both sexes should be equally represented on the judging panel of the Kate Greenaway Medal
Yes, I agree, but while we’re on the topic of equal representation, I’d like to see as many female characters as male characters in modern picturebooks. I haven’t done a count, but Janet McCabe has, and if you guessed that the ratio is about 2:1 male to female, you’d be right. Here’s the full paper. I’m all for gender equality, but personally, I think that ratio is more in need of urgent correction. On the other hand, if picturebook creators (writers, illustrators and publishers) weren’t consistently being told that there’s a boy problem, we might not see such a gender imbalance. There’s an old chestnut doing the rounds that ‘While girls will read anything, boys won’t read about girls.’ This isn’t actually backed up by evidence. This very article provides the counter evidence: Apparently boys aren’t reading even though picturebooks are heavily populated with male characters. Meantime, girls get annihilated. Not the answer.
if we want books to appeal to boys as much as girls, shouldn’t the UK’s “most prestigious children’s book awards” reflect male tastes as much as female ones?
There’s a few unspecified assumptions here. First, we’re starting with a gender binary. That is never good. Gender is better thought of as existing on a continuum, with the acknowledgement that differences between individuals are far more significant than generalised differences between different genders. We’re assuming that little boys and little girls are different creatures entirely. Maybe. But how? How are they different, exactly? Tell me how they’re inherently different and then we might be able to make a start on fixing this boy problem. Perhaps my own stance on this is starting to become clear. Write good picturebooks and they will come. Boys AND girls. Be aware of your own gender biases, but write first and foremost for ‘children who live in the same diverse and complicated world’, not for ‘boys’ or for ‘girls’, in order to fix some perceived gender problem. We should no more write for boys/girls than for blacks/whites, aboriginals/immigrants, men/women. It seems ridiculous to say of an adult novel, ‘This is for women aged between 25 and 30’, yet this is what marketers seem to expect of picturebook creators.
men from related professions such as teaching could be included [in the judging panel]
I’m not on board with this at all. Being good at one doesn’t make you good at or knowledgeable about the other. If there are indeed plenty of men in picturebook world itself (as pointed out in the article), recruit them.
An Interesting Thought: I Can Completely Understand Why Parents Spend More Time Teaching Girls Than Boys, from Mommyish

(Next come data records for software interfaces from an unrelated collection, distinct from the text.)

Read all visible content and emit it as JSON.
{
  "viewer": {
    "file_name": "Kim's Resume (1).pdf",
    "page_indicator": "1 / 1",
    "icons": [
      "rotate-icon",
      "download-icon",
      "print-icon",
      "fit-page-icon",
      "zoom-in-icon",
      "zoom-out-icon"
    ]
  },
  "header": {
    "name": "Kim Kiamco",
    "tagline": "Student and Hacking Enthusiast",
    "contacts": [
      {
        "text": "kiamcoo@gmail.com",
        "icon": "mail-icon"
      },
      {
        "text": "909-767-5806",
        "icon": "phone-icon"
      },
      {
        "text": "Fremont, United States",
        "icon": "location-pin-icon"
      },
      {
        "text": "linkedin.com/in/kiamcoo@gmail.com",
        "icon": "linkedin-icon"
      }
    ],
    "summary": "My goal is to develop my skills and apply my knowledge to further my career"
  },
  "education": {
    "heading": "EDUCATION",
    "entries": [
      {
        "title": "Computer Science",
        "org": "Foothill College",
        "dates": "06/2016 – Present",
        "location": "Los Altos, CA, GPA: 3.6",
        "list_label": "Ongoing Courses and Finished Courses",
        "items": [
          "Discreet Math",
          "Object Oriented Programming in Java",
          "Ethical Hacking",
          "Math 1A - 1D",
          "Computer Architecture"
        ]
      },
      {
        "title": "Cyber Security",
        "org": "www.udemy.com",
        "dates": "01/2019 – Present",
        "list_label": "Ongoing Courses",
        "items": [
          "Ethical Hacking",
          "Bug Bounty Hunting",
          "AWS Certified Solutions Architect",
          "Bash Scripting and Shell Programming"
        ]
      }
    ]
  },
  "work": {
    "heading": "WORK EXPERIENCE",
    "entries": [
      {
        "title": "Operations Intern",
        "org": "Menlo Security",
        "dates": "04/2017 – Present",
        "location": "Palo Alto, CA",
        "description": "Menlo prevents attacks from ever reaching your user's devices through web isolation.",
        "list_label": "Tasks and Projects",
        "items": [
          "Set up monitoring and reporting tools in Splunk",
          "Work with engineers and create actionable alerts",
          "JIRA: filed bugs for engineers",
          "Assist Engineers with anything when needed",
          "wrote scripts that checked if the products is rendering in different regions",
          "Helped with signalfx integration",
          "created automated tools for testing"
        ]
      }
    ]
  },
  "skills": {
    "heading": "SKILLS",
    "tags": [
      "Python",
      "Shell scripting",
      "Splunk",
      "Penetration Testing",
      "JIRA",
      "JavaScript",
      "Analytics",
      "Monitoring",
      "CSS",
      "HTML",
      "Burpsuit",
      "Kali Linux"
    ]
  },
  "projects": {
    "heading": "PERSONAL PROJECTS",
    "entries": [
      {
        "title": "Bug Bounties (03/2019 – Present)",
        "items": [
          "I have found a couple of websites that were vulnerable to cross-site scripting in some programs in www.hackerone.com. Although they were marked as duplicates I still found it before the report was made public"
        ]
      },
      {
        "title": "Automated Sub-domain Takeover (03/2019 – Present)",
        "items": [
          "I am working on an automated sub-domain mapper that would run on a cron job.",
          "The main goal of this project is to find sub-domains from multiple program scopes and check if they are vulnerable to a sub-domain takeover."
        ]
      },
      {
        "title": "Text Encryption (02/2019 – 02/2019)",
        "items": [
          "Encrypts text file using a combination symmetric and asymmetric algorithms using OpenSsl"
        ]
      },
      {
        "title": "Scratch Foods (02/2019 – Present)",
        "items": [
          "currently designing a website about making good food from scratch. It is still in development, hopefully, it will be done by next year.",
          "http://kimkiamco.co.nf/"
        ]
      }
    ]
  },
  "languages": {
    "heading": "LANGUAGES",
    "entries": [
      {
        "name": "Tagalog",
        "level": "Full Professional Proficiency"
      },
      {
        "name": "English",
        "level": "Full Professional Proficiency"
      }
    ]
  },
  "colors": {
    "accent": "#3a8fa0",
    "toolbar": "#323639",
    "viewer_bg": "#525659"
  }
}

See also: BEYOND BOY BOOKS AND GIRL BOOKS by Lea Kelley at The Nerdy Book Club
An interesting piece about why men say they prefer non-fiction from TOC Reilly
ALA 2013: Attracting Reluctant Male Readers from The Hub